App and web page records
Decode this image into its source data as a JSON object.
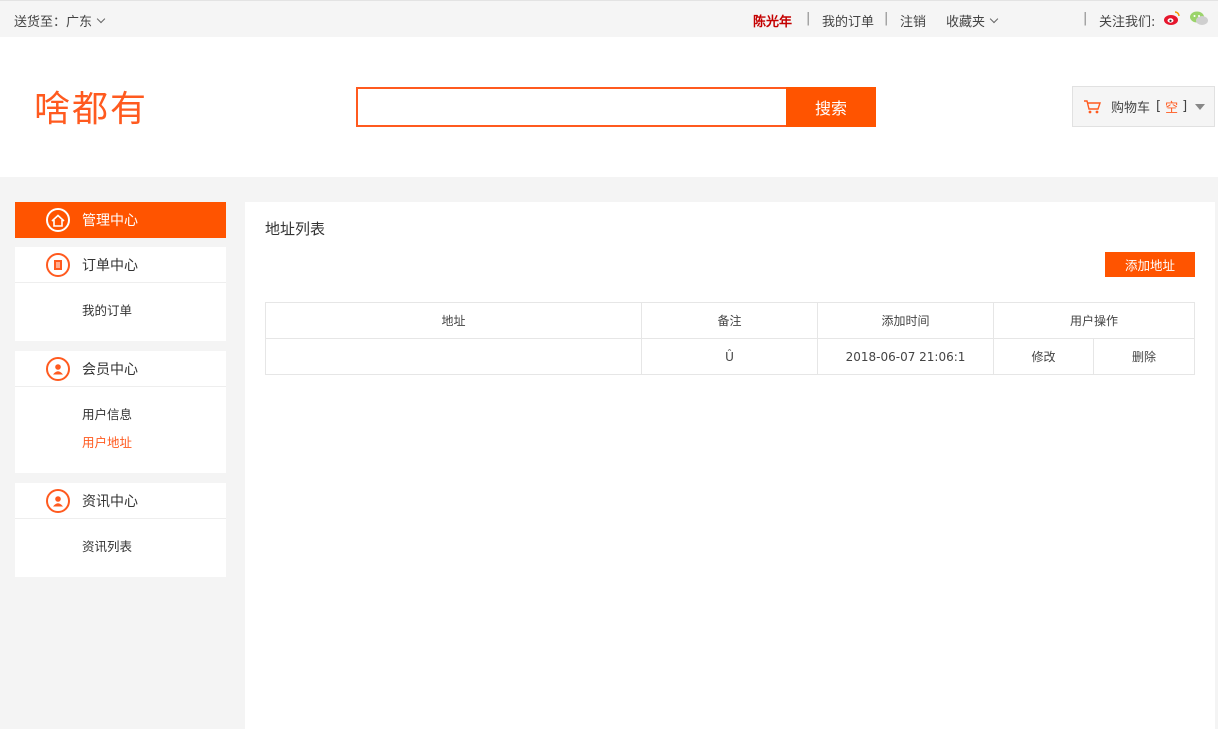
{
  "topbar": {
    "ship_to": "送货至：广东",
    "user_name": "陈光年",
    "my_orders": "我的订单",
    "logout": "注销",
    "favorites": "收藏夹",
    "follow_us": "关注我们:",
    "separator": "|"
  },
  "header": {
    "logo": "啥都有",
    "search_placeholder": "",
    "search_button": "搜索",
    "cart_label": "购物车",
    "cart_open": "[",
    "cart_status": "空",
    "cart_close": "]"
  },
  "sidebar": {
    "admin_center": "管理中心",
    "order_center": "订单中心",
    "order_items": [
      "我的订单"
    ],
    "member_center": "会员中心",
    "member_items": [
      "用户信息",
      "用户地址"
    ],
    "news_center": "资讯中心",
    "news_items": [
      "资讯列表"
    ]
  },
  "main": {
    "title": "地址列表",
    "add_button": "添加地址",
    "columns": [
      "地址",
      "备注",
      "添加时间",
      "用户操作"
    ],
    "rows": [
      {
        "address": "",
        "note": "Û",
        "time": "2018-06-07 21:06:1",
        "edit": "修改",
        "delete": "删除"
      }
    ]
  },
  "colors": {
    "accent": "#ff5400",
    "user_name": "#c40000"
  }
}
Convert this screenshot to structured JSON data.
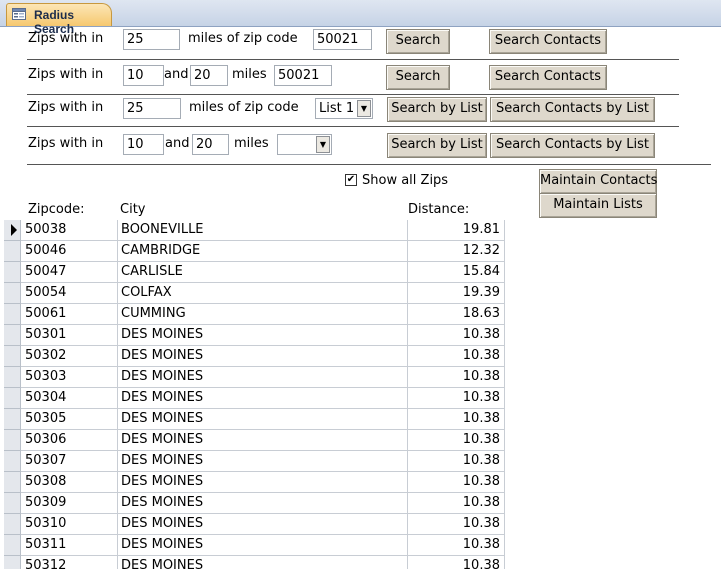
{
  "window": {
    "tab_title": "Radius Search"
  },
  "row1": {
    "label1": "Zips with in",
    "miles": "25",
    "label2": "miles of zip code",
    "zip": "50021",
    "search": "Search",
    "search_contacts": "Search Contacts"
  },
  "row2": {
    "label1": "Zips with in",
    "min": "10",
    "and": "and",
    "max": "20",
    "label2": "miles",
    "zip": "50021",
    "search": "Search",
    "search_contacts": "Search Contacts"
  },
  "row3": {
    "label1": "Zips with in",
    "miles": "25",
    "label2": "miles of zip code",
    "list": "List 1",
    "search": "Search by List",
    "search_contacts": "Search Contacts by List"
  },
  "row4": {
    "label1": "Zips with in",
    "min": "10",
    "and": "and",
    "max": "20",
    "label2": "miles",
    "list": "",
    "search": "Search by List",
    "search_contacts": "Search Contacts by List"
  },
  "options": {
    "show_all_label": "Show all Zips",
    "show_all_checked": true,
    "maintain_contacts": "Maintain Contacts",
    "maintain_lists": "Maintain Lists"
  },
  "table": {
    "headers": {
      "zip": "Zipcode:",
      "city": "City",
      "distance": "Distance:"
    },
    "rows": [
      {
        "zip": "50038",
        "city": "BOONEVILLE",
        "distance": "19.81"
      },
      {
        "zip": "50046",
        "city": "CAMBRIDGE",
        "distance": "12.32"
      },
      {
        "zip": "50047",
        "city": "CARLISLE",
        "distance": "15.84"
      },
      {
        "zip": "50054",
        "city": "COLFAX",
        "distance": "19.39"
      },
      {
        "zip": "50061",
        "city": "CUMMING",
        "distance": "18.63"
      },
      {
        "zip": "50301",
        "city": "DES MOINES",
        "distance": "10.38"
      },
      {
        "zip": "50302",
        "city": "DES MOINES",
        "distance": "10.38"
      },
      {
        "zip": "50303",
        "city": "DES MOINES",
        "distance": "10.38"
      },
      {
        "zip": "50304",
        "city": "DES MOINES",
        "distance": "10.38"
      },
      {
        "zip": "50305",
        "city": "DES MOINES",
        "distance": "10.38"
      },
      {
        "zip": "50306",
        "city": "DES MOINES",
        "distance": "10.38"
      },
      {
        "zip": "50307",
        "city": "DES MOINES",
        "distance": "10.38"
      },
      {
        "zip": "50308",
        "city": "DES MOINES",
        "distance": "10.38"
      },
      {
        "zip": "50309",
        "city": "DES MOINES",
        "distance": "10.38"
      },
      {
        "zip": "50310",
        "city": "DES MOINES",
        "distance": "10.38"
      },
      {
        "zip": "50311",
        "city": "DES MOINES",
        "distance": "10.38"
      },
      {
        "zip": "50312",
        "city": "DES MOINES",
        "distance": "10.38"
      }
    ]
  }
}
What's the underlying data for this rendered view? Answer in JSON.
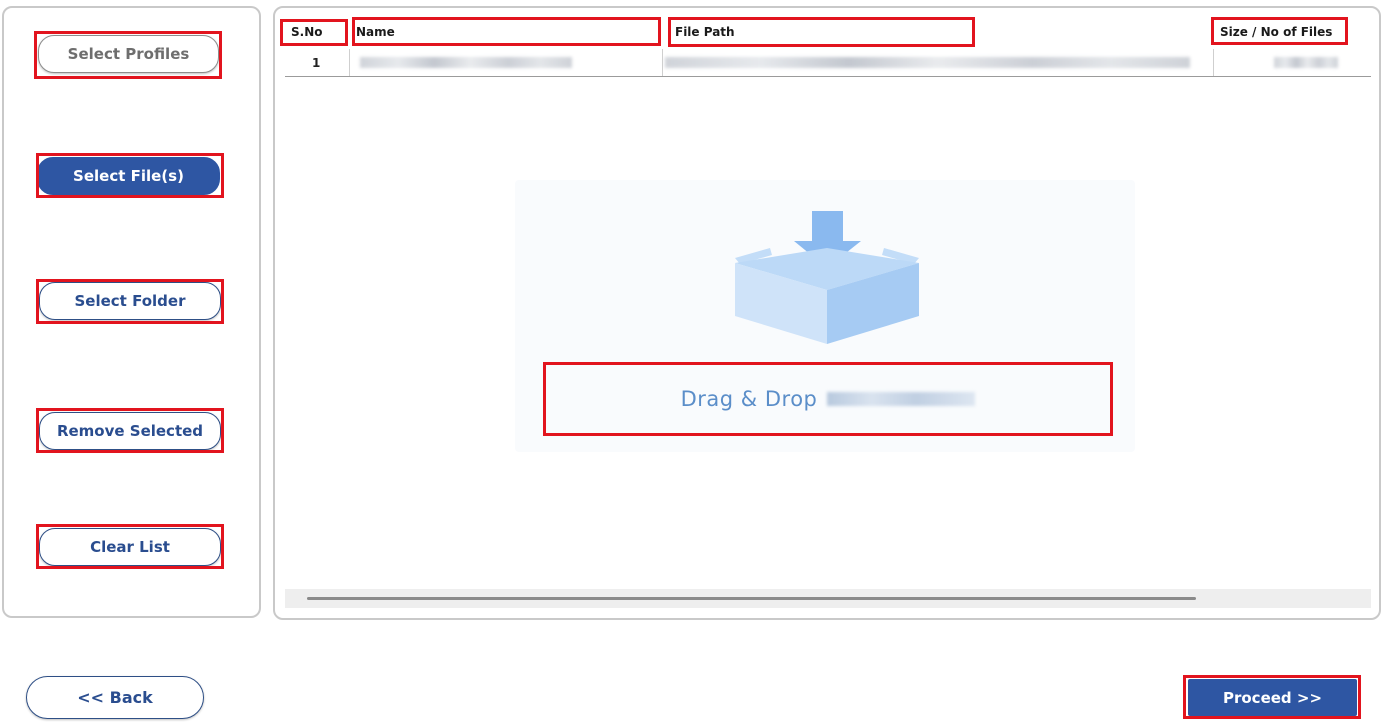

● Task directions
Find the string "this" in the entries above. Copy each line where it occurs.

● Answer
Decode this image into its source data as a JSON object.
Convert this screenshot to structured JSON data.
What's the underlying data for this rendered view? Answer in JSON.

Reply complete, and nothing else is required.